Variables that Influence the Endangered Pima Pineapple Cactus (Coryphantha scheeri var. robustispina) Mortality after Transplanting
AuthorBerthelette, Gerald M.
AdvisorFehmi, Jeffrey S.
MetadataShow full item record
PublisherThe University of Arizona.
RightsCopyright © is held by the author. Digital access to this material is made possible by the University Libraries, University of Arizona. Further transmission, reproduction or presentation (such as public display or performance) of protected items is prohibited except with permission of the author.

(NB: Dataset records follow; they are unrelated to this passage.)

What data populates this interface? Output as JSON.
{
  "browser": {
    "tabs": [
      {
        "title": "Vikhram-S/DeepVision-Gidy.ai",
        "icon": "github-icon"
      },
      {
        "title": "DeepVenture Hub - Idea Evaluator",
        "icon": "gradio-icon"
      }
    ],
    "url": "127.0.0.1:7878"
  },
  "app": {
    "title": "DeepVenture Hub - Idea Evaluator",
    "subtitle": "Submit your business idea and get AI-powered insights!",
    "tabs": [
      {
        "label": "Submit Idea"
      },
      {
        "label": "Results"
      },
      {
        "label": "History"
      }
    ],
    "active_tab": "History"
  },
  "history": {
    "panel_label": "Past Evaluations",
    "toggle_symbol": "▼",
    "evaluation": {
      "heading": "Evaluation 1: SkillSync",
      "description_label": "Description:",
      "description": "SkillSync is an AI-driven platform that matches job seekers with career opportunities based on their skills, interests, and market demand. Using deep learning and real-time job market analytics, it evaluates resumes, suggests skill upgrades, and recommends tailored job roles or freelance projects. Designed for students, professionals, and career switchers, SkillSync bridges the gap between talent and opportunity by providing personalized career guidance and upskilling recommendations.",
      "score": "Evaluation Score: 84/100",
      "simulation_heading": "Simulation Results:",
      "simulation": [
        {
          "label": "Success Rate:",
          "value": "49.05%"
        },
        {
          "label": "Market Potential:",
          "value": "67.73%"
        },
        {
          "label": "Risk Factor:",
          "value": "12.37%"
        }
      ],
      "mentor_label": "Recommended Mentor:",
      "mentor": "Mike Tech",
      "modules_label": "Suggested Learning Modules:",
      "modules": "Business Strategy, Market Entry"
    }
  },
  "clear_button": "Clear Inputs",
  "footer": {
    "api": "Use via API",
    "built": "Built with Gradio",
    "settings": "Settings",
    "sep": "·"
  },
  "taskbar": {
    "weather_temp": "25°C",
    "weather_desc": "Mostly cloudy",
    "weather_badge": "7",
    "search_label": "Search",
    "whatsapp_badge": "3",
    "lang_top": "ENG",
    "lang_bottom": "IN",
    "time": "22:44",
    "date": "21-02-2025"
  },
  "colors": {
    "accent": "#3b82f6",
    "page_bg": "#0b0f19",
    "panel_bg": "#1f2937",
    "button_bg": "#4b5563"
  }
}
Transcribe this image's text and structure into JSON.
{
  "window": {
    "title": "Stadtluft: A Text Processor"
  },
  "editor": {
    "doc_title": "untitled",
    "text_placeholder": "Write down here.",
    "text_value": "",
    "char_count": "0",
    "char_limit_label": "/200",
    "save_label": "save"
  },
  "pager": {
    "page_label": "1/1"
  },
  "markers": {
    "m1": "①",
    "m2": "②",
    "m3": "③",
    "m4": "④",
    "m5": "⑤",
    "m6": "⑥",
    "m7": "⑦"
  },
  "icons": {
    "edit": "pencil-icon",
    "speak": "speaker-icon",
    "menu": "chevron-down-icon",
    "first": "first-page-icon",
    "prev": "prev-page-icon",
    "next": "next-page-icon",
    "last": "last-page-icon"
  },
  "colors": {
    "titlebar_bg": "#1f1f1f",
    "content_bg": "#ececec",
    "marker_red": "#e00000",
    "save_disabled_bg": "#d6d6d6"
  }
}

AbstractCoryphantha scheeri var. robustispina (Schott) L. Benson, the Pima pineapple cactus, herein referred to as C. scheeri, was declared an endangered species in 1993 and only occurs in a limited range in Arizona, USA and northern Sonora, Mexico between 2,300'-4,500' asl. Development within the range of C. scheeri threatens individuals, but transplanting to conserve them while allowing for development has been considered to be ineffective for conservation due to low post-transplant survival rates in past studies. The construction of a natural gas pipeline provided the opportunity to conduct a transplant experiment on 82 individual C. scheeri transplanted in July and August 2014. The plants were randomized into one of four transplant methods: bare-root with supplemental water, bare-root without supplemental water, soil-and-plant moved with supplemental water, and soil-and-plant moved without supplemental water. Higher than average precipitation occurred during the 2014 monsoon season including after transplanting. A subset of the transplanted C. scheeri (n=17) were transplanted back onto the pipeline after pipeline construction was completed. Survival rates were monitored through December 2016 and compared to undisturbed C. scheeri near the pipeline ROW and those on other sites. For the plants transplanted once, no significant effect of moving the plants with soil compared to no soil (X2 = 2.9, p = 0.09), no significant effect of adding water at the time of transplant compared to not adding water (X2 = 1.2, p = 0.26), and no significant interaction among treatments (X2 = 0.06, p = 0.81) was observed. For plants transplanted twice, a significant effect of moving the plants with the soil compared to no soil (X2 = 5.0, p = 0.02) was found, while due to the random selection of plants to be transplanted twice there was too little data to adequately test other comparisons. There was no significant difference in mortality between the transplanted once (27% mortality) and the transplanted twice (31% mortality) treatments (p = 0.78), but there was a significant difference between transplanted and non-transplanted plants (2% mortality in non-transplanted plants; p < 0.05). Soil series did not appear correlated with mortality. Plants in good condition (scored 4 or 5 on scale of 0-5) at the time of transplanting had low mortality rates (16%) while plants scored 3 or lower had high mortality rates (60%) but deaths did not occur immediately after transplanting: 5 died after 8 or 9 months, 4 after 13-16 months, and 9 after 23 or 24 months. The majority of the deaths occurred after numerous months of declining in condition but six plants died suddenly. Good condition plants were more likely to flower than those in poor condition. Transplanting appears to conserve some of the C. scheeri population which would have otherwise been lost to development.
Degree ProgramGraduate College